    Agriculture is a huge economic multiplier, which keeps rural Ireland alive

    At the premiere, there was a panel of guest speakers which included Agri Aware chair Alan Jagoe and three of the stars in the ad; Hayden, Moran and Teagasc researcher Dr Dayle Johnston.

    Hosted by Marty Morrissey, the panel reiterated the point that agriculture is a huge economic multiplier, which keeps rural Ireland alive, and the CAP is central to that.

    Alan Jagoe spoke of the huge work, time and spend going behind the campaign.

    “It costs money to put it out there, but consumers and society need to know where their money is going and who they are supporting.

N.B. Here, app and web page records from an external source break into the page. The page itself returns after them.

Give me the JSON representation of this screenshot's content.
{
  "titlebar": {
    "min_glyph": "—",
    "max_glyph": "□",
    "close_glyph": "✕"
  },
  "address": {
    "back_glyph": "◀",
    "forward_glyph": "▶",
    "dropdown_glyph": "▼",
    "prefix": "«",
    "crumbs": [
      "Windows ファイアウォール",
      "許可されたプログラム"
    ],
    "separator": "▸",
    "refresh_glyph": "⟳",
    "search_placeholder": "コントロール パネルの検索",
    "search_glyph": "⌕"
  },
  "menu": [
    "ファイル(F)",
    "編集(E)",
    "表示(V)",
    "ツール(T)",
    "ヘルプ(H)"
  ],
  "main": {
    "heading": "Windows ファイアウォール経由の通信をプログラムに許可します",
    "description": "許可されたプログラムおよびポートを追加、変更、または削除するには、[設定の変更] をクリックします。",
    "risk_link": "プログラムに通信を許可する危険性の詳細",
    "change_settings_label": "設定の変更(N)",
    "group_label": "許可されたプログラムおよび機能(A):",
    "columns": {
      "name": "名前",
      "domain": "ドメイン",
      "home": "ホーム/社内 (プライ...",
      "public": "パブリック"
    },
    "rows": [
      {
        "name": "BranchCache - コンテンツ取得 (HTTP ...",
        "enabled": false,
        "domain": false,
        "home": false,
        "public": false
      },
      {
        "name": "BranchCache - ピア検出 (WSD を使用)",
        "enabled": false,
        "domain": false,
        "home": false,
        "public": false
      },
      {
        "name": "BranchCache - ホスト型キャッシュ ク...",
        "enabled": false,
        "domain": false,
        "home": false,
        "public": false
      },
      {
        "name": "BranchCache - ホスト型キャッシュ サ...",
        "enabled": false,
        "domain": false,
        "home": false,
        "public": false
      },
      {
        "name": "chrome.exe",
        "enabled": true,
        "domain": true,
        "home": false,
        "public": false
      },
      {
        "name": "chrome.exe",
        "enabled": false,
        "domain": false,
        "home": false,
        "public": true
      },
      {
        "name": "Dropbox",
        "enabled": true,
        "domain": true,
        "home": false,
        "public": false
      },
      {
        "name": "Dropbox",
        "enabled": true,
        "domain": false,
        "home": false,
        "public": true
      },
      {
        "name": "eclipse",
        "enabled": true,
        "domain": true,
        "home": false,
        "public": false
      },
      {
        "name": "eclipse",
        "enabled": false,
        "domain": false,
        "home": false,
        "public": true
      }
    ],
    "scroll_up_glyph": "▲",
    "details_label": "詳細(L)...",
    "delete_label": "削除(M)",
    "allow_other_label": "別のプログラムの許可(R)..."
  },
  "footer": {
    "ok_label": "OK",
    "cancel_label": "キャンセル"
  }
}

    "There needs to be an understanding and respect for the production costs and efforts that go into food production,” he stressed.

    2016 FBD young farmer of the year Kevin Moran made the point that CAP itself “is not just one thing – a subsidy for a farmer - it is much more than that; it’s an investment in food security, an investment in rural economies and this investment is invaluable to rural Ireland”.

    'Many Hats, One CAP' is a 12-month public information campaign that will go live across TV, radio, cinema, social media and print over the coming weeks.

    Read more

    Agri Aware, the CAP and Micheál

    'Farmers must tell their story' – new Agri Aware chair